- European Research Council (ERC) Project TEL STEM CELL. Grant Number: GA#232854
- European Union FP7 Projects (MARK-AGE) and (EuroBATS). Grant Numbers: 2007-A-20088, 2010-259749
- Spanish Ministry of Economy and Competitiveness Projects. Grant Numbers: SAF2008-05384, CSD2007-00017
- Regional of Government of Madrid Project (ReCaRe). Grant Number: S2010/BMD-2303
- AXA Research Fund (Life Risks Project)
- Lilly 2010 Preclinical Biomedicine Research Award (Fundación Lilly, Spain)
- Fundación Botín (Spain)
- DNA damage;
- skin embryonic development;

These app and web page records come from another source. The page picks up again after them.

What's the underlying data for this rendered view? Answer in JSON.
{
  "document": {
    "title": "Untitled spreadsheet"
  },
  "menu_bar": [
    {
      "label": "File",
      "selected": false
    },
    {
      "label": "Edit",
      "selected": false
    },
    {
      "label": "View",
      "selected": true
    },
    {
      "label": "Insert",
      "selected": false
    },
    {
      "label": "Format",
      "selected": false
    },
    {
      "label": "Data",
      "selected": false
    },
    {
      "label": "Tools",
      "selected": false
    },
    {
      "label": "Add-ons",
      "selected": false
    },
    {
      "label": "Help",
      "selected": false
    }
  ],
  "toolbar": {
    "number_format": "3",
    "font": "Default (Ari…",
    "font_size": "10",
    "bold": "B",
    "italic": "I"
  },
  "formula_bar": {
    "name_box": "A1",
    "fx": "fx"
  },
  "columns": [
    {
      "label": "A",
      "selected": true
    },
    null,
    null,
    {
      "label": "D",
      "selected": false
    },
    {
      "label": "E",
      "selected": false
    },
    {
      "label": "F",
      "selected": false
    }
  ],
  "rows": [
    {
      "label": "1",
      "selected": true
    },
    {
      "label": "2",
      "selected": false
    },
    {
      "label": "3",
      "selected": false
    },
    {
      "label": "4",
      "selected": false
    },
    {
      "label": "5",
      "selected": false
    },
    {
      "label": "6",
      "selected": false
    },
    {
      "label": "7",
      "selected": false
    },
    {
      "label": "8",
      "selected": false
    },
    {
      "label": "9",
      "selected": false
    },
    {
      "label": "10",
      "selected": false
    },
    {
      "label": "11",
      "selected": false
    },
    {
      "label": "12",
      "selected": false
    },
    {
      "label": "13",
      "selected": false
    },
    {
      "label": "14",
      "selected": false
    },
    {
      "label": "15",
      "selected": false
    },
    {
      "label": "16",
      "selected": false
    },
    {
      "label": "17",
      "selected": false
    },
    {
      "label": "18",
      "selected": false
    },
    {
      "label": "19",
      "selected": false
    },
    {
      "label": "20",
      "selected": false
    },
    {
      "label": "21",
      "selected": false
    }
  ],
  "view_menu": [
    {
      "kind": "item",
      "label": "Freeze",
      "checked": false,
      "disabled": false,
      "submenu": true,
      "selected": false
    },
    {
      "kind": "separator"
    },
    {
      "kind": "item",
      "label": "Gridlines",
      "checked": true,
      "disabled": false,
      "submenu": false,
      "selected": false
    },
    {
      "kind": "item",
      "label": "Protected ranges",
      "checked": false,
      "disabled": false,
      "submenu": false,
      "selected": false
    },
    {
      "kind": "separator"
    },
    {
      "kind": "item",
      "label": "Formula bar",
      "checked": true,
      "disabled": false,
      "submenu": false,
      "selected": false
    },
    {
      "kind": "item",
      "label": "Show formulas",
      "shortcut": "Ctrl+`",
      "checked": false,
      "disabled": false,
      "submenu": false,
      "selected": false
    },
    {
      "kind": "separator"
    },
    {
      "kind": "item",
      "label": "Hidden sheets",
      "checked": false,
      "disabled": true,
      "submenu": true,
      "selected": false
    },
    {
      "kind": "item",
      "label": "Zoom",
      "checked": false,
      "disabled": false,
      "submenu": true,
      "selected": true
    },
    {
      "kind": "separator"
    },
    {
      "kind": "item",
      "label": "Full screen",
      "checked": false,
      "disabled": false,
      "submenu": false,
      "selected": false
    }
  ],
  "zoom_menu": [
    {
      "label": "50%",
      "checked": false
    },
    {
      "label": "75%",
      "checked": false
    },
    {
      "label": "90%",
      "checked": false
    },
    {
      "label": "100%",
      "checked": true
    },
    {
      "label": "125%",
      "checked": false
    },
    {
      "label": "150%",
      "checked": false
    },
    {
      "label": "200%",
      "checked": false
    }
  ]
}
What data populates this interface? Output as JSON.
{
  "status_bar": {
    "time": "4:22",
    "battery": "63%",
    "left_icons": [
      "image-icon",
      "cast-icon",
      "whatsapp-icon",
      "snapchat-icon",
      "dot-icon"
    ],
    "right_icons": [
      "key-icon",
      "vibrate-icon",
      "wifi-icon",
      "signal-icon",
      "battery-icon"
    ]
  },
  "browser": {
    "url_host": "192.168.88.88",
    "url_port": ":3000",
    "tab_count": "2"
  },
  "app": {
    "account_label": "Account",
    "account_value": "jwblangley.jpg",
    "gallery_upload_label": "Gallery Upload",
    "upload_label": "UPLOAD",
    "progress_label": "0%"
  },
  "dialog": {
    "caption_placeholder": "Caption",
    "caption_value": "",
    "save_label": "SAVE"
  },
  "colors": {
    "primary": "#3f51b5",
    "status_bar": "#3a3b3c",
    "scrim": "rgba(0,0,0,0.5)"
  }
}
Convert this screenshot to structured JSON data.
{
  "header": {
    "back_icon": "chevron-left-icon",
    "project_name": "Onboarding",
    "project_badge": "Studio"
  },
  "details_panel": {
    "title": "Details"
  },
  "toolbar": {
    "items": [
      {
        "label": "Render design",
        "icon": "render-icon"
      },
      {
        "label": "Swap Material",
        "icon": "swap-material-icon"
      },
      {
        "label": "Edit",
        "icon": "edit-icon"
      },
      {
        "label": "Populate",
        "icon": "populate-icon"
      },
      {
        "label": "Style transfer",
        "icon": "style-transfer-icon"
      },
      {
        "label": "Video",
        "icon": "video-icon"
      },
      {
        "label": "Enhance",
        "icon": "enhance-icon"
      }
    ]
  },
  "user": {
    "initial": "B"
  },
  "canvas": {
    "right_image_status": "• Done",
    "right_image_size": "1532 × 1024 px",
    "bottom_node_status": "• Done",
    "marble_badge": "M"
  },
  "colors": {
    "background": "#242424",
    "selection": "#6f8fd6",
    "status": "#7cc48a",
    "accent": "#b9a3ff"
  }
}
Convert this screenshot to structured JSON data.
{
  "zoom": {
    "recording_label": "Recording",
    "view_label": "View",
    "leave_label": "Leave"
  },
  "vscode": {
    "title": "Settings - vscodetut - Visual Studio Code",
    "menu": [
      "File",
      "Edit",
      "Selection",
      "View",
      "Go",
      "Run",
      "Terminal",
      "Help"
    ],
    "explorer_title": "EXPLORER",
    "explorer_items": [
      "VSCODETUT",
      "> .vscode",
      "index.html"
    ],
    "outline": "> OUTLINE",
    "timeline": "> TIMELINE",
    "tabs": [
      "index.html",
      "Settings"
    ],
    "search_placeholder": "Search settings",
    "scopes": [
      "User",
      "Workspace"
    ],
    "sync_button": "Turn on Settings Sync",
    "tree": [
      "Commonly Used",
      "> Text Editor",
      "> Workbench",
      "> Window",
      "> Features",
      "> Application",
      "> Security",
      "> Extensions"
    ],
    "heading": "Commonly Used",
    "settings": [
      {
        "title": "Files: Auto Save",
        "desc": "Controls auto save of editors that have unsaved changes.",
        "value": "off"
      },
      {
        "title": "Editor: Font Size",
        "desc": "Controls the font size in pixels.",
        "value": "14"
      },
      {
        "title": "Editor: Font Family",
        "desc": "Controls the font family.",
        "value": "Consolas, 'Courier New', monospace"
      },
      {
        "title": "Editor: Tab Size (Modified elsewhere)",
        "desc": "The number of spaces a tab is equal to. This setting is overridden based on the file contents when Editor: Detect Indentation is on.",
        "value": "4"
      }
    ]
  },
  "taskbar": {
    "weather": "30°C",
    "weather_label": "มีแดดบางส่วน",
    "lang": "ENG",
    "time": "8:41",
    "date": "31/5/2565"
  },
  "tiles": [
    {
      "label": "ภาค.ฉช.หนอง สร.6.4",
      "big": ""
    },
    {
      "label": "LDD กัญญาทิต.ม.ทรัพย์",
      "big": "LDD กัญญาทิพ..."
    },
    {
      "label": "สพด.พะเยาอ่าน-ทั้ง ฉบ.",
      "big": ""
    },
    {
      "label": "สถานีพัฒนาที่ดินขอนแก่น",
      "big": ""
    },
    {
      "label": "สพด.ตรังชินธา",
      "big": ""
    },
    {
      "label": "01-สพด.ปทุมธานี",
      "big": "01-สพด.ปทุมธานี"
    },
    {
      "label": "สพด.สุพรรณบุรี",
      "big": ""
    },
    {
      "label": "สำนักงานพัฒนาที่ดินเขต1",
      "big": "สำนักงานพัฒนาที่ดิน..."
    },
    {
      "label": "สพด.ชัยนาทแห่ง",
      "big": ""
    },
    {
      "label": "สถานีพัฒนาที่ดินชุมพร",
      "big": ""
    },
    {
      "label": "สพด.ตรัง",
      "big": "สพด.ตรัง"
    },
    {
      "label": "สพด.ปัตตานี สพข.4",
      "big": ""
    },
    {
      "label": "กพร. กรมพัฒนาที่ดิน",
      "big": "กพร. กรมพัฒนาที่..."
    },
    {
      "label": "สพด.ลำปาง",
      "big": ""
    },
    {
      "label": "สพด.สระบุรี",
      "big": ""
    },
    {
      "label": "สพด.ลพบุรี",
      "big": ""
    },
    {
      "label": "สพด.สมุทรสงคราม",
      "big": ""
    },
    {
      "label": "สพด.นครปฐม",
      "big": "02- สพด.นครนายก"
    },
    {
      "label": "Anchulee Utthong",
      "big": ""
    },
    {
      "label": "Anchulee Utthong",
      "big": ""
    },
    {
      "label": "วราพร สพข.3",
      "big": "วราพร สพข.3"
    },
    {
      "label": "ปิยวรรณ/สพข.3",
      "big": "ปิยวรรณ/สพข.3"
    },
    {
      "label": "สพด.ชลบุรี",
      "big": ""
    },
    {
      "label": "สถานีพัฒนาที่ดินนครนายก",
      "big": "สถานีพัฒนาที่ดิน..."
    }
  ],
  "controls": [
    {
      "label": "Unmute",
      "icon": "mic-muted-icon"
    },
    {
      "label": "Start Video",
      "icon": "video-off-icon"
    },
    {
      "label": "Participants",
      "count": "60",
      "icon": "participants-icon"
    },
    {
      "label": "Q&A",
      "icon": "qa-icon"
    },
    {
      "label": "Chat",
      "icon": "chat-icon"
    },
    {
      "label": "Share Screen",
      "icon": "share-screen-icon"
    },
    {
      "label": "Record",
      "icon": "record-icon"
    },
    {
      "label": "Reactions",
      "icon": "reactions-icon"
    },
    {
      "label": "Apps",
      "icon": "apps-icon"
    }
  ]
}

TRF2 is a component of shelterin, the protein complex that protects the ends of mammalian chromosomes. TRF2 is essential for telomere capping owing to its roles in suppressing an ATM-dependent DNA damage response (DDR) at chromosome ends and inhibiting end-to-end chromosome fusions. Mice deficient for TRF2 are early embryonic lethal. However, the role of TRF2 in later stages of development and in the adult organism remains largely unaddressed, with the exception of liver, where TRF2 was found to be dispensable for maintaining tissue function. Here, we study the impact of TRF2 conditional deletion in stratified epithelia by generating the TRF2∆/∆-K5-Cre mouse model, which targets TRF2 deletion to the skin from embryonic day E11.5. In marked contrast to TRF2 deletion in the liver, TRF2∆/∆-K5-Cre mice show lethality in utero reaching 100% lethality perinataly. At the molecular and cellular level, TRF2 deletion provokes induction of an acute DDR at telomeres, leading to activation of p53 signaling pathways and to programed cell death since the time of Cre expression at E11.5. Unexpectedly, neither inhibition of the NHEJ pathway by abrogation of 53BP1 nor inhibition of DDR by p53 deficiency rescued these severe phenotypes. Instead, TRF2 deletion provokes an extensive epidermal cell death accompanied by severe inflammation already at E16.5 embryos, which are independent of p53. These results are in contrast with conditional deletion of TRF1 and TPP1 in the skin, where p53 deficiency rescued the associated skin phenotypes, highlighting the comparatively more essential role of TRF2 in skin homeostasis.